Although the hiring market for MBA graduates has improved over the past several years to pre-recession levels, the outlook is stronger than it has been since before the recession, according to the GMAC Corporate Recruiters Survey.
An excellent barometer of hiring trends, the 2016 GMAC survey, conducted with survey partners EFMD, MBA CSEA and 109 business schools worldwide, drew responses from 842 employers from more than 530 companies in 40 countries worldwide.
Strongest demand for MBAs in a decade
Nearly 90 percent of recruiters said they planned to work with business schools to hire new graduates of MBA programs. Even though the numbers in previous years have been inching upward, the 2016 data represented an eight-point jump (88 percent) over 2015. That’s up 33 percent compared to 2010.
Resurgent corporate interest in MBA students is one reason ASU’s W. P. Carey School of Business has seen higher demand for its students. In fact, 95 percent of Full-time MBA students graduating in 2016 had accepted an offer within 90 days of graduation, up four percent from 2015.

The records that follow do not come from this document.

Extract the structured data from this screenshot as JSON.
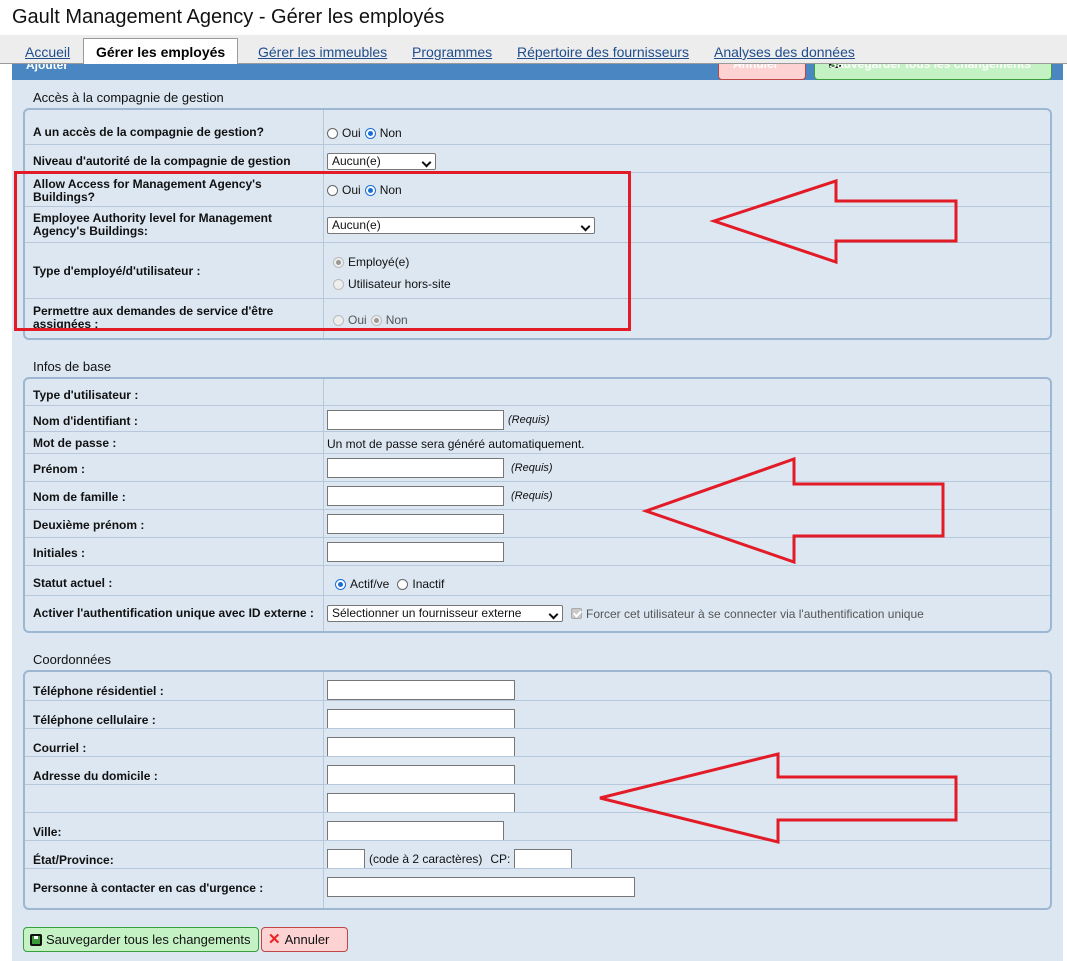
{
  "page_title": "Gault Management Agency - Gérer les employés",
  "tabs": [
    {
      "label": "Accueil"
    },
    {
      "label": "Gérer les employés"
    },
    {
      "label": "Gérer les immeubles"
    },
    {
      "label": "Programmes"
    },
    {
      "label": "Répertoire des fournisseurs"
    },
    {
      "label": "Analyses des données"
    }
  ],
  "panel": {
    "header": "Ajouter",
    "cancel_label": "Annuler",
    "save_all_label": "Sauvegarder tous les changements"
  },
  "access_section": {
    "title": "Accès à la compagnie de gestion",
    "rows": {
      "has_access": {
        "label": "A un accès de la compagnie de gestion?",
        "yes": "Oui",
        "no": "Non",
        "selected": "Non"
      },
      "authority": {
        "label": "Niveau d'autorité de la compagnie de gestion",
        "value": "Aucun(e)"
      },
      "buildings_access": {
        "label": "Allow Access for Management Agency's Buildings?",
        "yes": "Oui",
        "no": "Non",
        "selected": "Non"
      },
      "buildings_authority": {
        "label": "Employee Authority level for Management Agency's Buildings:",
        "value": "Aucun(e)"
      },
      "user_type": {
        "label": "Type d'employé/d'utilisateur :",
        "options": [
          "Employé(e)",
          "Utilisateur hors-site"
        ],
        "selected": "Employé(e)"
      },
      "service_requests": {
        "label": "Permettre aux demandes de service d'être assignées :",
        "yes": "Oui",
        "no": "Non",
        "selected": "Non"
      }
    }
  },
  "basic_section": {
    "title": "Infos de base",
    "user_type_label": "Type d'utilisateur :",
    "login_label": "Nom d'identifiant :",
    "password_label": "Mot de passe :",
    "password_value": "Un mot de passe sera généré automatiquement.",
    "firstname_label": "Prénom :",
    "lastname_label": "Nom de famille :",
    "middlename_label": "Deuxième prénom :",
    "initials_label": "Initiales :",
    "status_label": "Statut actuel :",
    "status_active": "Actif/ve",
    "status_inactive": "Inactif",
    "status_selected": "Actif/ve",
    "sso_label": "Activer l'authentification unique avec ID externe :",
    "sso_select": "Sélectionner un fournisseur externe",
    "sso_force": "Forcer cet utilisateur à se connecter via l'authentification unique",
    "required": "(Requis)"
  },
  "contact_section": {
    "title": "Coordonnées",
    "home_phone_label": "Téléphone résidentiel :",
    "cell_phone_label": "Téléphone cellulaire :",
    "email_label": "Courriel :",
    "address_label": "Adresse du domicile :",
    "city_label": "Ville:",
    "state_label": "État/Province:",
    "state_hint": "(code à 2 caractères)",
    "zip_label": "CP:",
    "emergency_label": "Personne à contacter en cas d'urgence :"
  },
  "footer": {
    "save_all_label": "Sauvegarder tous les changements",
    "cancel_label": "Annuler"
  },
  "colors": {
    "annotation": "#e21b26",
    "panel_bg": "#dce7f2",
    "panel_header": "#4a86c1",
    "save_button": "#c5f2c5",
    "cancel_button": "#fcd2d2"
  }
}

As the name suggests, W. P. Carey Full-time MBA students return to school full-time, but what do these findings mean for students in part-time MBA programs, such as the Evening, Online, or Executive MBA? For students who continue to work while earning their degree, it means that — because organizations are seeking the skills acquired by MBA students, as well as the insights they’ve gained through recent case studies and advancing curricula — part-time students are equally well-positioned for new positions or to advance further within their current company.
Alumni see the long-lasting benefits of a graduate degree
In a separate GMAC survey polling alumni of graduate management education programs, 93 percent indicated that their degree was personally rewarding, while 89 and 75 percent said it was professionally and financially rewarding, respectively. Asked if they would pursue their degree again if they could, 93 percent responded that they would.
The ROI of a graduate degree in business outpaces that of other degrees, and alumni indicate that, on average, their degree has paid for itself within four years. The ROI metric gathered by GMAC has remained positive in 19 of the past 20 years surveyed. In fact, over the remainders of the careers, business school alumni can expect to make a median of $2.5 million in cumulative base salary, compared to just $2 million over their careers without a master’s degree.
The impact of a master’s degree in business is undeniable
When it comes to the value of your degree, take it from the people who are hiring talent and from the talent they’re hiring: An MBA or a specialized master’s degree in business just makes sense. It’s a degree that pays you back quickly and gives you a distinct advantage in the job market.